I can’t tell you which town I live in, because the nearest thing that would pass for a town is fourteen miles away. My home is in far west-central Indiana, in the middle of what is known as a “geologic anomaly.” The great mile-high sheets of frozen ocean paused here during the last Ice Age and carved out some extremely weird topography. Then it covered itself with forest. I own 71 acres of that land, my home being in the middle of it. My driveway is a half-mile long, going back into what appears to be the Black Forest. Beyond that is my dead-end road. Beyond that, and you have the most wretched mud-and-dust roads imaginable to the nearest blacktop. A very peculiar location, as I have the telephone number of one county, the mailing address of a second, and my home is actually in a third.
It keeps the riff-raff away. I value my privacy. We supposedly have a sheriff’s department around here somewhere, but they’re never seen this far into the boonies. My insurance company charges me the maximum rate for fire insurance, because in the event of a fire—as my agent explained—there will be nothing left except for the basement.
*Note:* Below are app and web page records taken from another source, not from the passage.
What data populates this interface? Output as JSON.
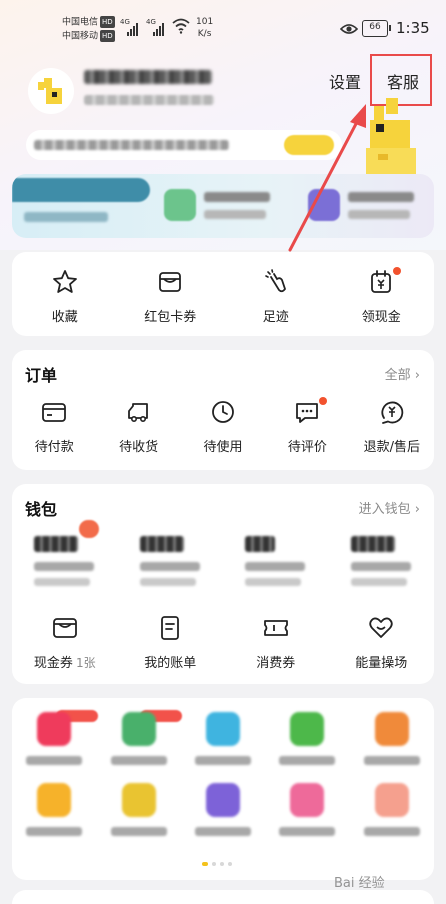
{
  "status_bar": {
    "carrier_1": "中国电信",
    "carrier_2": "中国移动",
    "hd_badge": "HD",
    "net_type": "4G",
    "speed_value": "101",
    "speed_unit": "K/s",
    "battery": "66",
    "time": "1:35"
  },
  "header": {
    "settings_label": "设置",
    "service_label": "客服"
  },
  "quick_actions": [
    {
      "label": "收藏",
      "icon": "star-icon"
    },
    {
      "label": "红包卡券",
      "icon": "coupon-icon"
    },
    {
      "label": "足迹",
      "icon": "footprint-icon"
    },
    {
      "label": "领现金",
      "icon": "cash-calendar-icon"
    }
  ],
  "orders": {
    "title": "订单",
    "more": "全部 ›",
    "items": [
      {
        "label": "待付款",
        "icon": "wallet-icon"
      },
      {
        "label": "待收货",
        "icon": "truck-icon"
      },
      {
        "label": "待使用",
        "icon": "clock-icon"
      },
      {
        "label": "待评价",
        "icon": "comment-icon"
      },
      {
        "label": "退款/售后",
        "icon": "refund-icon"
      }
    ]
  },
  "wallet": {
    "title": "钱包",
    "more": "进入钱包 ›",
    "items": [
      {
        "label": "现金券",
        "count": "1张",
        "icon": "cash-coupon-icon"
      },
      {
        "label": "我的账单",
        "icon": "bill-icon"
      },
      {
        "label": "消费券",
        "icon": "ticket-icon"
      },
      {
        "label": "能量操场",
        "icon": "heart-icon"
      }
    ]
  },
  "watermark": "Bai 经验",
  "colors": {
    "accent_yellow": "#f6d33c",
    "badge_red": "#f2522e",
    "annotation_red": "#e94a4a"
  }
}
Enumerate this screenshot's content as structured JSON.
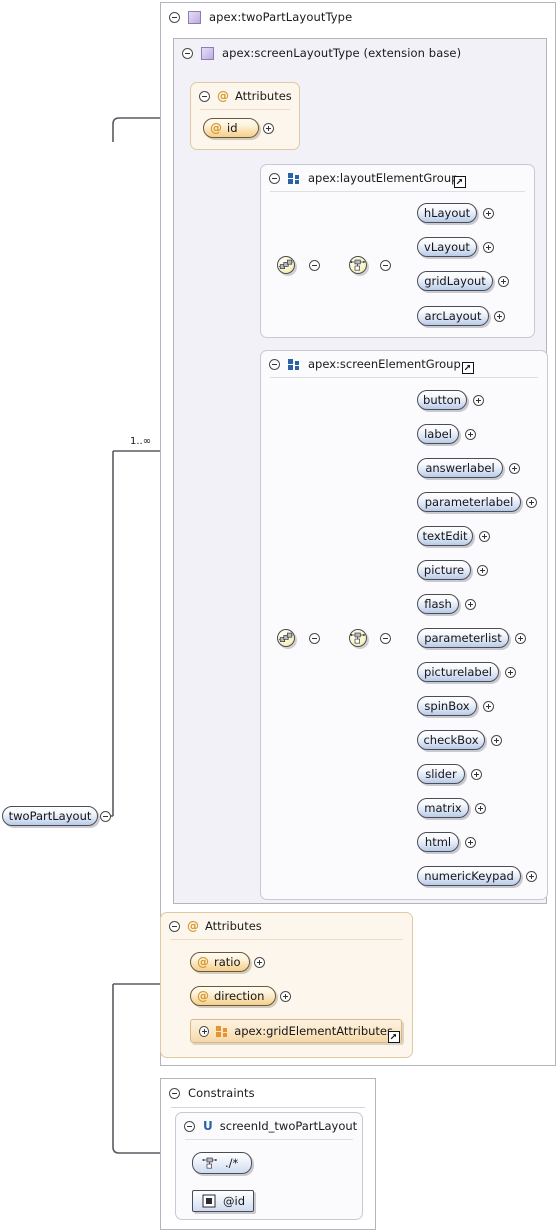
{
  "root": {
    "label": "twoPartLayout",
    "occurrence": "1..∞"
  },
  "complex_type": {
    "label": "apex:twoPartLayoutType",
    "icon": "complextype-icon"
  },
  "extension_base": {
    "label": "apex:screenLayoutType (extension base)",
    "icon": "complextype-icon"
  },
  "base_attributes": {
    "header": "Attributes",
    "header_icon": "at-icon",
    "items": [
      {
        "label": "id",
        "icon": "at-icon"
      }
    ]
  },
  "layout_element_group": {
    "label": "apex:layoutElementGroup",
    "icon": "group-icon",
    "link_icon": "external-link-icon",
    "connectors": [
      "choice-icon",
      "sequence-icon"
    ],
    "elements": [
      {
        "label": "hLayout"
      },
      {
        "label": "vLayout"
      },
      {
        "label": "gridLayout"
      },
      {
        "label": "arcLayout"
      }
    ]
  },
  "screen_element_group": {
    "label": "apex:screenElementGroup",
    "icon": "group-icon",
    "link_icon": "external-link-icon",
    "connectors": [
      "choice-icon",
      "sequence-icon"
    ],
    "elements": [
      {
        "label": "button"
      },
      {
        "label": "label"
      },
      {
        "label": "answerlabel"
      },
      {
        "label": "parameterlabel"
      },
      {
        "label": "textEdit"
      },
      {
        "label": "picture"
      },
      {
        "label": "flash"
      },
      {
        "label": "parameterlist"
      },
      {
        "label": "picturelabel"
      },
      {
        "label": "spinBox"
      },
      {
        "label": "checkBox"
      },
      {
        "label": "slider"
      },
      {
        "label": "matrix"
      },
      {
        "label": "html"
      },
      {
        "label": "numericKeypad"
      }
    ]
  },
  "own_attributes": {
    "header": "Attributes",
    "header_icon": "at-icon",
    "items": [
      {
        "label": "ratio",
        "icon": "at-icon"
      },
      {
        "label": "direction",
        "icon": "at-icon"
      }
    ],
    "reference": {
      "label": "apex:gridElementAttributes",
      "icon": "attribute-group-icon",
      "link_icon": "external-link-icon"
    }
  },
  "constraints": {
    "header": "Constraints",
    "unique": {
      "marker": "U",
      "label": "screenId_twoPartLayout",
      "selector": {
        "label": "./*",
        "icon": "selector-icon"
      },
      "field": {
        "label": "@id",
        "icon": "field-icon"
      }
    }
  }
}
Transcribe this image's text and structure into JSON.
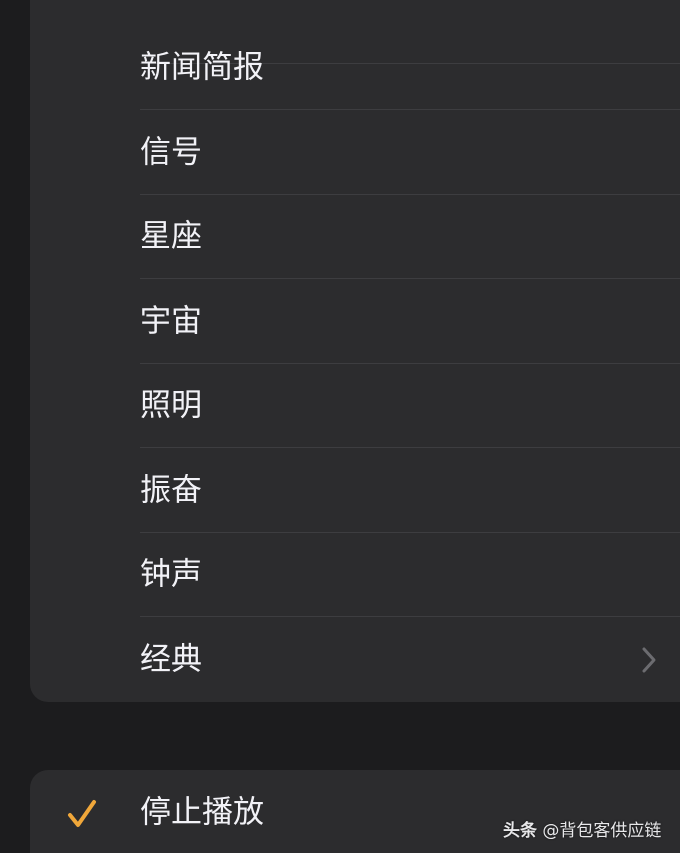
{
  "colors": {
    "background": "#1c1c1e",
    "group_background": "#2c2c2e",
    "separator": "#3d3d40",
    "text": "#f2f2f7",
    "checkmark": "#f0a73a",
    "chevron": "#6c6c70"
  },
  "menu": {
    "items": [
      {
        "label": "新闻简报"
      },
      {
        "label": "信号"
      },
      {
        "label": "星座"
      },
      {
        "label": "宇宙"
      },
      {
        "label": "照明"
      },
      {
        "label": "振奋"
      },
      {
        "label": "钟声"
      },
      {
        "label": "经典",
        "icon": "chevron-right-icon"
      }
    ]
  },
  "stop": {
    "label": "停止播放",
    "checked": true,
    "icon": "checkmark-icon"
  },
  "watermark": {
    "brand": "头条",
    "handle": "@背包客供应链"
  }
}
The deep forest starts twenty yards to my south and east, about twelve yards to my north, and all the storms, lightning and snow come from the west. You could literally become hopelessly lost and never set foot off my property. I know. I did that for a couple of years.
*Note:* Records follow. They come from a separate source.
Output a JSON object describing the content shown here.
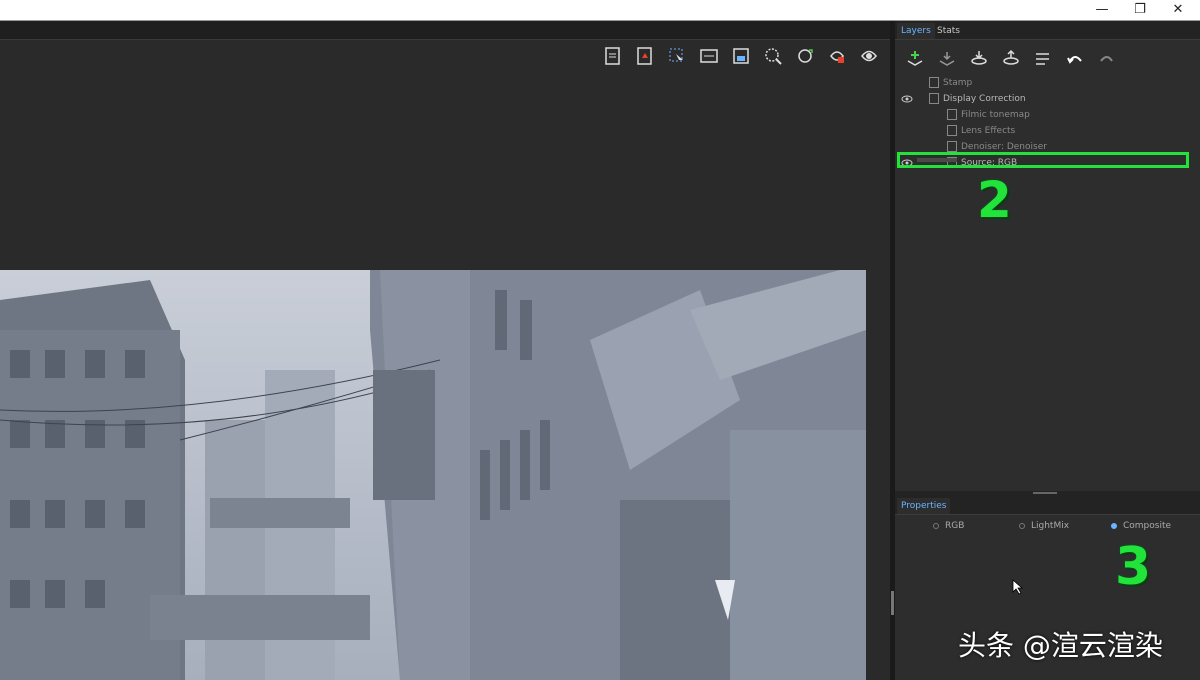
{
  "window": {
    "minimize": "—",
    "maximize": "❐",
    "close": "✕"
  },
  "viewport_toolbar": {
    "icons": [
      "save-image-icon",
      "export-pdf-icon",
      "select-region-icon",
      "ratio-icon",
      "frame-icon",
      "zoom-region-icon",
      "refresh-region-icon",
      "render-lock-icon",
      "render-icon"
    ]
  },
  "panel": {
    "tabs": [
      {
        "label": "Layers",
        "active": true
      },
      {
        "label": "Stats",
        "active": false
      }
    ],
    "toolbar_icons": [
      "add-layer-icon",
      "save-layer-icon",
      "load-layers-icon",
      "save-preset-icon",
      "list-icon",
      "undo-icon",
      "redo-icon"
    ],
    "layers": [
      {
        "name": "Stamp",
        "visible": false,
        "indent": 0
      },
      {
        "name": "Display Correction",
        "visible": true,
        "indent": 0
      },
      {
        "name": "Filmic tonemap",
        "visible": false,
        "indent": 1
      },
      {
        "name": "Lens Effects",
        "visible": false,
        "indent": 1
      },
      {
        "name": "Denoiser: Denoiser",
        "visible": false,
        "indent": 1
      },
      {
        "name": "Source: RGB",
        "visible": true,
        "indent": 1,
        "selected": true
      }
    ],
    "annotation_2": "2",
    "properties": {
      "tab": "Properties",
      "options": [
        {
          "label": "RGB",
          "selected": false
        },
        {
          "label": "LightMix",
          "selected": false
        },
        {
          "label": "Composite",
          "selected": true
        }
      ]
    },
    "annotation_3": "3"
  },
  "watermark": "头条 @渲云渲染",
  "colors": {
    "highlight": "#22e33a",
    "accent": "#6ab4ff",
    "panel_bg": "#2d2d2d"
  }
}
We love it here. This is the kind of land you see in picture books and winter holiday greeting cards. It will also probably kill me someday when I grow too old to care for the land properly. When I want to hunt, I go out the back door. When I want to fish, I go out the front. I couldn’t do that in any city.
I’m the Police Chief, Fire Marshal, Mayor, and Chief Engineer here. I can pee off my front porch and shoot out my back door. We skinny-dip in our largest pond. The only loud sounds here are the ones I make. It’s very different from Boston. There is no pizza delivery, no Chinese delivery, no sirens, no door-to-door unconstitutional searches by paramilitary SWAT teams. Indiana is the only state in the Union which has a law on the books allowing you to shoot a uniformed police officer if he breaks into your home. (And a very strange court case behind that.) In the winter when the power goes out we simply step back 150 years and carry on. Our ancestors made out pretty well with kerosene lamps and wood burning stoves. We can too. And I defy anyone on the planet to show me a more serene, peaceful, and meditative spot than my little four-inch deep creek that bubbles through the forest at my extreme northern boundary. If I could bottle that sound, Prozac would go bankrupt.
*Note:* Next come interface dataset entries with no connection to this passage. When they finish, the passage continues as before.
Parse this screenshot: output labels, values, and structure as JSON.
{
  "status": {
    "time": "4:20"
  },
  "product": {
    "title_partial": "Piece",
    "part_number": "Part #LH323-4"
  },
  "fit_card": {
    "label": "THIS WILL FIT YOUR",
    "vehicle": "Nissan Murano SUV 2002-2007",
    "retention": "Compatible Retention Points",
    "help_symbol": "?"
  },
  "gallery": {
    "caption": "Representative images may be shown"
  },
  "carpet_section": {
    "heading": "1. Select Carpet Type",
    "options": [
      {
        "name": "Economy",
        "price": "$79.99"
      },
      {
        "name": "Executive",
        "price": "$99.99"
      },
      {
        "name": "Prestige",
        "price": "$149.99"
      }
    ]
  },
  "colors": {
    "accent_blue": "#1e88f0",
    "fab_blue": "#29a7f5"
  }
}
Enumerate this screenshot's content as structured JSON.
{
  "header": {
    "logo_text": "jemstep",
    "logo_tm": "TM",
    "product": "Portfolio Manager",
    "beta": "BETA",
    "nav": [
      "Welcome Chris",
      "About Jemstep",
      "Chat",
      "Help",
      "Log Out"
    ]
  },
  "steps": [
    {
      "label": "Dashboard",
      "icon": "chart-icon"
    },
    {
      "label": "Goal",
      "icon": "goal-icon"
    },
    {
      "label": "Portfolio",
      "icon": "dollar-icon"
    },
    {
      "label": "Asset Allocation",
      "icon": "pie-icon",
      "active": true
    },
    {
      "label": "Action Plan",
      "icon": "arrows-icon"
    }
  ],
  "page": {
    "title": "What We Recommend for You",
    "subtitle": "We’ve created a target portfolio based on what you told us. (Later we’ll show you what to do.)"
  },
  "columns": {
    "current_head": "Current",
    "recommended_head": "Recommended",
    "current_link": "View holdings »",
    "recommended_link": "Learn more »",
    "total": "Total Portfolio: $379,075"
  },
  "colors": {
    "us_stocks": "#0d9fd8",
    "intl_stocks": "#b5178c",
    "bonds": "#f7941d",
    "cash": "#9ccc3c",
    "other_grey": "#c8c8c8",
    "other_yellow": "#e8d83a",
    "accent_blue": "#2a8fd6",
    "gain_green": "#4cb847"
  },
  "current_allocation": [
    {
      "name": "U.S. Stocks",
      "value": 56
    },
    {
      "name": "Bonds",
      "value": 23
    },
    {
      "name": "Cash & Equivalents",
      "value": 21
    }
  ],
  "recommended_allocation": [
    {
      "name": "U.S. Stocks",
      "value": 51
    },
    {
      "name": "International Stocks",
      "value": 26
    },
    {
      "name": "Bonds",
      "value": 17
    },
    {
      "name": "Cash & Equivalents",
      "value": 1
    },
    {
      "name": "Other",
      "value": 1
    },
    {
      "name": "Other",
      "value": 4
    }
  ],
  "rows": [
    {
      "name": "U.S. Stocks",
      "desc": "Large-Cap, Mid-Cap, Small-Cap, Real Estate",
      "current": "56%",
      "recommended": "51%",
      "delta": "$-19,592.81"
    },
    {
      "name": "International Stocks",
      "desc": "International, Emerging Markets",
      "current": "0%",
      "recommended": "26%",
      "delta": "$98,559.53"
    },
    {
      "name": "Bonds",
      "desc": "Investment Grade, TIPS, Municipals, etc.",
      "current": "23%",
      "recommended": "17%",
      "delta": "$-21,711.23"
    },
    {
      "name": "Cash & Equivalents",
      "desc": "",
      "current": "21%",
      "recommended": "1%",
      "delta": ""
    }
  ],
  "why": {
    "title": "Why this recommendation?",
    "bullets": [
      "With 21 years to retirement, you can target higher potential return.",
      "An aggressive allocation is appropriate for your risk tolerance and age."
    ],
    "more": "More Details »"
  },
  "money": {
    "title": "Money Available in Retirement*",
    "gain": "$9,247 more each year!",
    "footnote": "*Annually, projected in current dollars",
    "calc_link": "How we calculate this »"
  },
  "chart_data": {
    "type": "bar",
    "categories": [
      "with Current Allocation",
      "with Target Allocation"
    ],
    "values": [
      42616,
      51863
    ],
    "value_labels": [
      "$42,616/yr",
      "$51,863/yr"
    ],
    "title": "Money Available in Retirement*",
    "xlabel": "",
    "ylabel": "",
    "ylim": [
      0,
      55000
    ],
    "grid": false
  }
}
I registered to vote during the first year 18 year-olds got suffrage, 1971. I was and am a registered Independent, though very few Independents run for anything nowadays. I consider myself a Libertarian and often wonder why Zach and I have not strangled each other over these many years. It’s because he’s a great guy and I’m not too bad a soul either. We are both well educated, stay well informed, both listen carefully to other points of view, and both see in shades of gray—not black and white. And when he comes away with some ridiculous, half-wit idea of how this world should work, it ain’t my fault.
I hope you’ll find me acceptable for this while. At one time or another I have argued with everyone I know and yet if I have an enemy, I’m not aware of it. All I ask of you is a chance. You may grow to like me too if you’re not careful.